Skip to content

Haproxy Proxy


Introduced in 0.28.0

Dokku provides integration with the Haproxy proxy service by utilizing the Docker label-based integration implemented by EasyHaproxy.

haproxy:report [<app>] [<flag>]            # Displays a haproxy report for one or more apps
haproxy:logs [--num num] [--tail]          # Display haproxy log output
haproxy:set <app> <property> (<value>)     # Set or clear an haproxy property for an app
haproxy:show-config <app>                  # Display haproxy compose config
haproxy:start                              # Starts the haproxy server
haproxy:stop                               # Stops the haproxy server


Using the haproxy plugin integration requires the docker-compose-plugin for Docker. See this document from the Docker documentation for more information on the installation process for the docker-compose-plugin.



As using multiple proxy plugins on a single Dokku installation can lead to issues routing requests to apps, doing so should be avoided. As the default proxy implementation is nginx, users are encouraged to stop the nginx service before switching to Haproxy.

The Haproxy plugin has specific rules for routing requests:

  • Haproxy integration is exposed via docker labels attached to containers. Changes in labels require either app deploys or rebuilds.
  • While Haproxy will respect labels associated with other containers, only web containers have Haproxy labels injected by the plugin.
  • Only http:80 and https:443 port mappings are supported at this time.
  • Requests are routed as soon as the container is running and passing healthchecks.

Switching to Haproxy

To use the Haproxy plugin, use the proxy:set command for the app in question:

dokku proxy:set node-js-app haproxy

This will enable the docker label-based Haproxy integration. All future deploys will inject the correct labels for Haproxy to read and route requests to containers. Due to the docker label-based integration used by Haproxy, a single deploy or rebuild will be required before requests will route successfully.

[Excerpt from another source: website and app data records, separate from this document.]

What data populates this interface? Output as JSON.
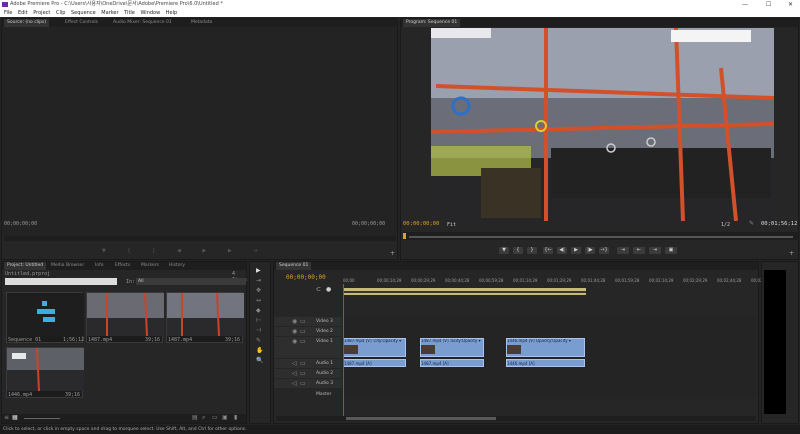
{
  "window": {
    "title": "Adobe Premiere Pro - C:\\Users\\사용자\\OneDrive\\문서\\Adobe\\Premiere Pro\\6.0\\Untitled *",
    "minimize": "—",
    "maximize": "☐",
    "close": "✕"
  },
  "menu": [
    "File",
    "Edit",
    "Project",
    "Clip",
    "Sequence",
    "Marker",
    "Title",
    "Window",
    "Help"
  ],
  "source": {
    "tabs": [
      "Source: (no clips)",
      "Effect Controls",
      "Audio Mixer: Sequence 01",
      "Metadata"
    ],
    "tc_left": "00;00;00;00",
    "tc_right": "00;00;00;00"
  },
  "program": {
    "tab": "Program: Sequence 01",
    "tc_current": "00;00;00;00",
    "fit": "Fit",
    "quality": "1/2",
    "tc_duration": "00;01;56;12",
    "transport": [
      "▼",
      "{",
      "}",
      "{←",
      "◀|",
      "▶",
      "|▶",
      "→}",
      "⇥",
      "⇤",
      "⇥",
      "▣"
    ]
  },
  "project": {
    "tabs": [
      "Project: Untitled",
      "Media Browser",
      "Info",
      "Effects",
      "Markers",
      "History"
    ],
    "file": "Untitled.prproj",
    "count": "4 Items",
    "in_label": "In:",
    "in_value": "All",
    "items": [
      {
        "name": "Sequence 01",
        "duration": "1;56;12",
        "kind": "sequence"
      },
      {
        "name": "1487.mp4",
        "duration": "39;16",
        "kind": "video"
      },
      {
        "name": "1487.mp4",
        "duration": "39;16",
        "kind": "video"
      },
      {
        "name": "1446.mp4",
        "duration": "39;16",
        "kind": "video"
      }
    ]
  },
  "tools": [
    "▶",
    "⇥",
    "✥",
    "↔",
    "◆",
    "⊢",
    "⊣",
    "✎",
    "✋",
    "🔍"
  ],
  "timeline": {
    "tab": "Sequence 01",
    "tc": "00;00;00;00",
    "ruler": [
      "00;00",
      "00;00;14;29",
      "00;00;29;29",
      "00;00;44;28",
      "00;00;59;28",
      "00;01;14;29",
      "00;01;29;29",
      "00;01;44;28",
      "00;01;59;28",
      "00;02;14;29",
      "00;02;29;29",
      "00;02;44;28",
      "00;02;59;28"
    ],
    "tracks": [
      "Video 3",
      "Video 2",
      "Video 1",
      "Audio 1",
      "Audio 2",
      "Audio 3",
      "Master"
    ],
    "video_clips": [
      "1487.mp4 [V] :city:Opacity ▾",
      "1487.mp4 [V] :acity:Opacity ▾",
      "1446.mp4 [V] Opacity:Opacity ▾"
    ],
    "audio_clips": [
      "1487.mp4 [A]",
      "1487.mp4 [A]",
      "1446.mp4 [A]"
    ]
  },
  "status": {
    "hint": "Click to select, or click in empty space and drag to marquee select. Use Shift, Alt, and Ctrl for other options."
  }
}
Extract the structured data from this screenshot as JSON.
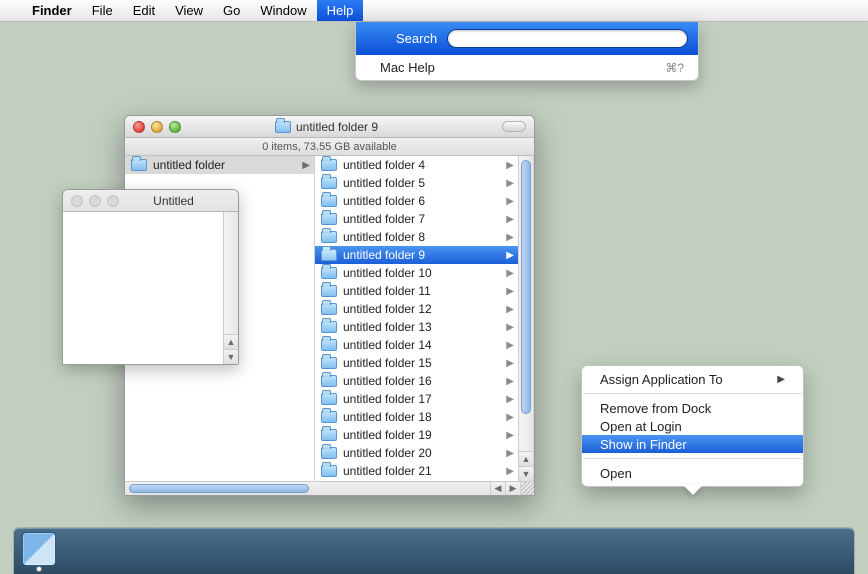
{
  "menubar": {
    "apple": "",
    "app": "Finder",
    "items": [
      "File",
      "Edit",
      "View",
      "Go",
      "Window",
      "Help"
    ],
    "selected": "Help"
  },
  "help_menu": {
    "search_label": "Search",
    "search_value": "",
    "item": "Mac Help",
    "shortcut": "⌘?"
  },
  "finder_window": {
    "title": "untitled folder 9",
    "status": "0 items, 73.55 GB available",
    "left_selected": "untitled folder",
    "right_selected_index": 5,
    "folders": [
      "untitled folder 4",
      "untitled folder 5",
      "untitled folder 6",
      "untitled folder 7",
      "untitled folder 8",
      "untitled folder 9",
      "untitled folder 10",
      "untitled folder 11",
      "untitled folder 12",
      "untitled folder 13",
      "untitled folder 14",
      "untitled folder 15",
      "untitled folder 16",
      "untitled folder 17",
      "untitled folder 18",
      "untitled folder 19",
      "untitled folder 20",
      "untitled folder 21"
    ]
  },
  "textedit_window": {
    "title": "Untitled"
  },
  "context_menu": {
    "items": [
      {
        "label": "Assign Application To",
        "submenu": true
      },
      {
        "sep": true
      },
      {
        "label": "Remove from Dock"
      },
      {
        "label": "Open at Login"
      },
      {
        "label": "Show in Finder",
        "selected": true
      },
      {
        "sep": true
      },
      {
        "label": "Open"
      }
    ]
  },
  "dock": {
    "finder_running": true
  }
}
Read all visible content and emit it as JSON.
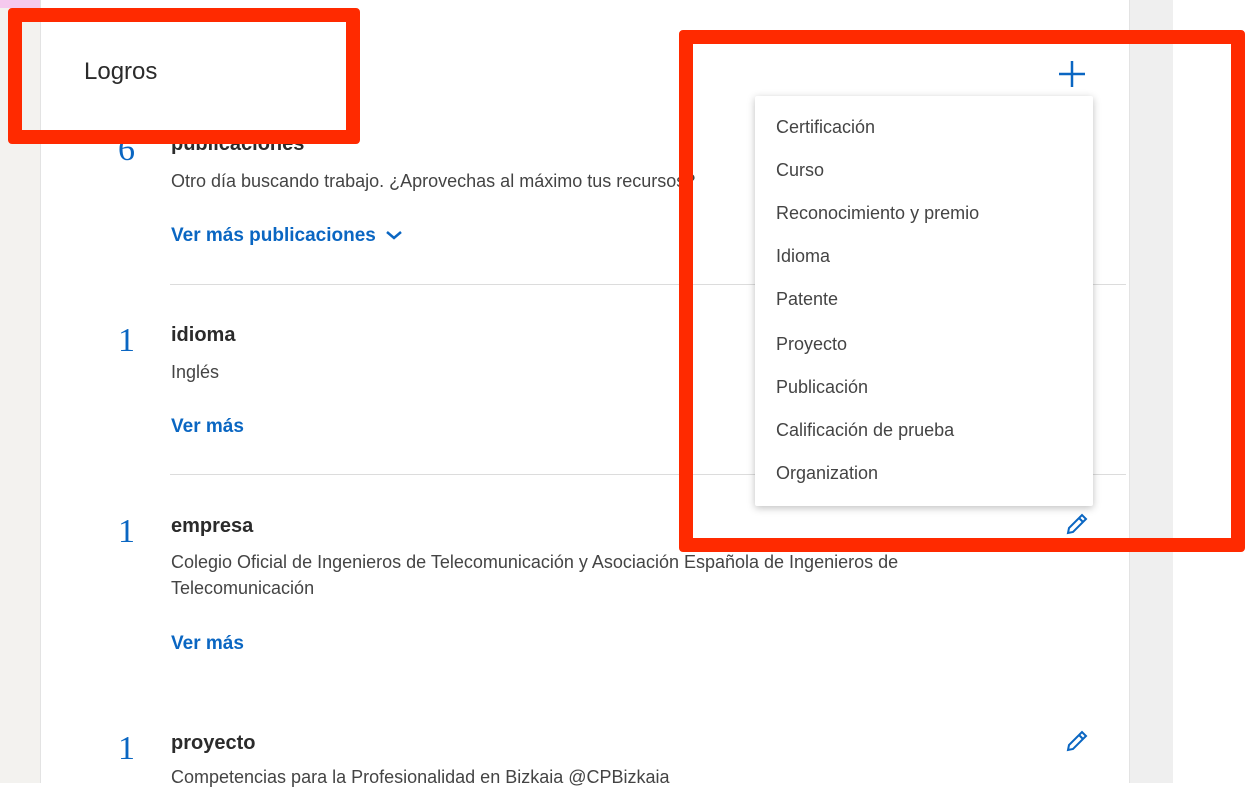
{
  "card": {
    "title": "Logros"
  },
  "add_icon": "plus-icon",
  "sections": [
    {
      "count": "6",
      "title": "publicaciones",
      "description": "Otro día buscando trabajo. ¿Aprovechas al máximo tus recursos?",
      "link": "Ver más publicaciones"
    },
    {
      "count": "1",
      "title": "idioma",
      "description": "Inglés",
      "link": "Ver más"
    },
    {
      "count": "1",
      "title": "empresa",
      "description": "Colegio Oficial de Ingenieros de Telecomunicación y Asociación Española de Ingenieros de Telecomunicación",
      "link": "Ver más"
    },
    {
      "count": "1",
      "title": "proyecto",
      "description": "Competencias para la Profesionalidad en Bizkaia @CPBizkaia"
    }
  ],
  "dropdown": {
    "items": [
      "Certificación",
      "Curso",
      "Reconocimiento y premio",
      "Idioma",
      "Patente",
      "Proyecto",
      "Publicación",
      "Calificación de prueba",
      "Organization"
    ]
  },
  "colors": {
    "accent": "#0a66c2",
    "highlight": "#ff2a00"
  }
}
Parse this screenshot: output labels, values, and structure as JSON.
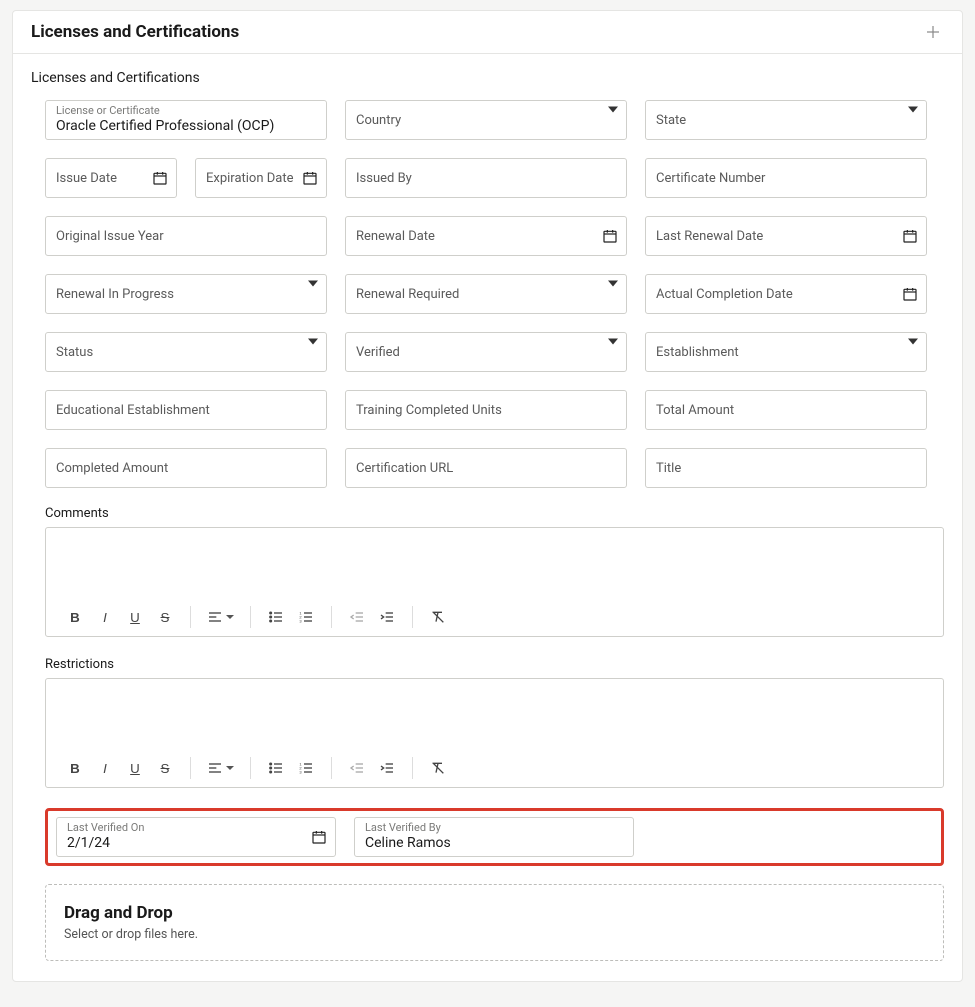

dokku ps:rebuild node-js-app

Any changes to domains or port mappings will also require either a deploy or rebuild.

Starting Haproxy container

Haproxy can be started via the haproxy:start command. This will start a Haproxy container via the docker compose up command.

dokku haproxy:start

Stopping the Haproxy container

Haproxy may be stopped via the haproxy:stop command.

dokku haproxy:stop

The Haproxy container will be stopped and removed from the system. If the container is not running, this command will do nothing.

Showing the Haproxy compose config

For debugging purposes, it may be useful to show the Haproxy compose config. This can be achieved via the haproxy:show-config command.

dokku haproxy:show-config

Customizing the Haproxy container image

While the default Haproxy image is hardcoded, users may specify an alternative by setting the image property with the --global flag:

dokku haproxy:set --global image byjg/easy-haproxy:4.0.0

Checking the Haproxy container's logs

It may be necessary to check the Haproxy container's logs to ensure that Haproxy is operating as expected. This can be performed with the haproxy:logs command.

dokku haproxy:logs

This command also supports the following modifiers:

--num NUM        # the number of lines to display
--tail           # continually stream logs

You can use these modifiers as follows:

dokku haproxy:logs --tail --num 10

The above command will show logs continually from the vector container, with an initial history of 10 log lines

Changing the Haproxy log level

Haproxy log output is set to ERROR by default. It may be changed by setting the log-level property with the --global flag:

dokku haproxy:set --global log-level DEBUG

After modifying, the Haproxy container will need to be restarted.

SSL Configuration

The haproxy plugin only supports automatic ssl certificates from it's letsencrypt integration. Managed certificates provided by the certs plugin are ignored.

Enabling letsencrypt integration

By default, letsencrypt is disabled and https port mappings are ignored. To enable, set the letsencrypt-email property with the --global flag:

dokku haproxy:set --global letsencrypt-email

After enabling, the Haproxy container will need to be restarted and apps will need to be rebuilt. All http requests will then be redirected to https.

Customizing the letsencrypt server

The letsencrypt integration is set to the production letsencrypt server by default. To change this, set the letsencrypt-server property with the --global flag:

dokku haproxy:set --global letsencrypt-server

After enabling, the Haproxy container will need to be restarted and apps will need to be rebuilt to retrieve certificates from the new server.

Displaying Haproxy reports for an app

You can get a report about the app's Haproxy config using the haproxy:report command:

dokku haproxy:report
=====> node-js-app haproxy information
       Haproxy image:                   byjg/easy-haproxy:4.0.0
=====> python-app haproxy information
       Haproxy image:                   byjg/easy-haproxy:4.0.0
=====> ruby-app haproxy information
       Haproxy image:                   byjg/easy-haproxy:4.0.0

You can run the command for a specific app also.

dokku haproxy:report node-js-app
=====> node-js-app haproxy information
       Haproxy image:                   byjg/easy-haproxy:4.0.0

You can pass flags which will output only the value of the specific information you want. For example:

dokku haproxy:report node-js-app --haproxy-image